How Michael Bloomberg is spending a fortune and driving Trump batty
Let me preface this post by acknowledging that billionaires trying to purchase the Democratic nomination represent an affront to democracy. (According to FiveThirtyEight, Tom Steyer had spent $120 million on TV ads through the end of last week and his fellow billionaire Michael Bloomberg had topped that number by shelling out $180 million. Meanwhile, all of the other Democrats combined had spent only $43 million.) And as a New Yorker, I disliked Bloomberg when he was a mayor who only really distinguished himself for his support of racially discriminatory policing. I don't like the guy.
But whether you love or loathe him, Bloomberg deserves some credit for vowing to spend whatever is required to defeat Donald Trump regardless of whether he is the eventual Democratic nominee. One advantage of incumbency is that you and your party can accumulate a war chest and build out campaign infrastructure for years, while the out-party goes through the process of nominating a challenger. This typically gives them a head start--and Trump's team has reportedly created a digital juggernaut for 2020. But Bloomberg, whose shadow campaign consists of "hundreds of organizers in key battleground states and a robust digital operation, ready to be inherited by the party nominee," according to The New York Times, is evening that early playing field to a significant degree.
Part of Bloomberg's own strategy is to goad Trump into attacking him, in order to position himself as Trump's most dangerous antagonist. Trump's advisors have reportedly been trying hard to convince their boss that it's in his best interests to ignore Bloomberg and remain above the fray but Trump's narcissism makes that impossible. It's highly unlikely that he will be the nominee, and these efforts will probably work to another candidate's advantage in the end.

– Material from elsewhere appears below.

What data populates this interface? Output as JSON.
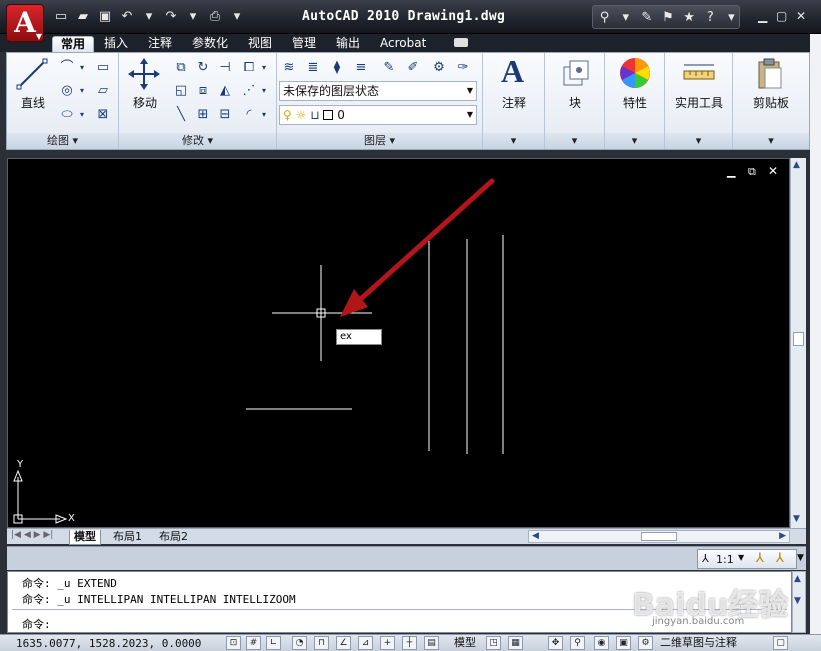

More significantly, Bloomberg's bottomless pockets allow him to blanket the airwaves with a line of attack that other candidates and the Democratic Party have so far failed to prosecute. While most of Trump's opposition have focused their fire on Trump's abuses of power and lack of fitness for the office, Bloomberg's team is going after him like an ordinary politician by highlighting all of the campaign promises that Trump has broken.
This is important work because Trump's re-election campaign is centered on the theme, "promises kept." The reality is that Trump has broken virtually every promise he made in 2016 aside from nominating conservative judges and pulling out of various treaties, and any Republican would have picked the same or similar judges thanks to Senate Majority Leader Mitch McConnell.
He's also going after other Trump claims that haven't been challenged aggressively, as with a recent ad highlighting Trump's disdain for his military advisors. That one was featured prominently on Fox and Friends.
Bloomberg's massive ad campaign also offers the best chance for that message to puncture the conservative media bubble and expose some less stalwart Trump supporters to these criticisms for the first time. If you only consume Fox News, there's a good chance that you believe Trump is a shrewd, effectively leader who's making America great and deserves a second term. But while its programming offers a steady stream of pro-Trump propaganda, Fox News does not discriminate when it comes to ad dollars, and Bloomberg is investing heavily in the effort to communicate that Trump's presidency has been an abject failure, and that's true even if you applaud his bigotry.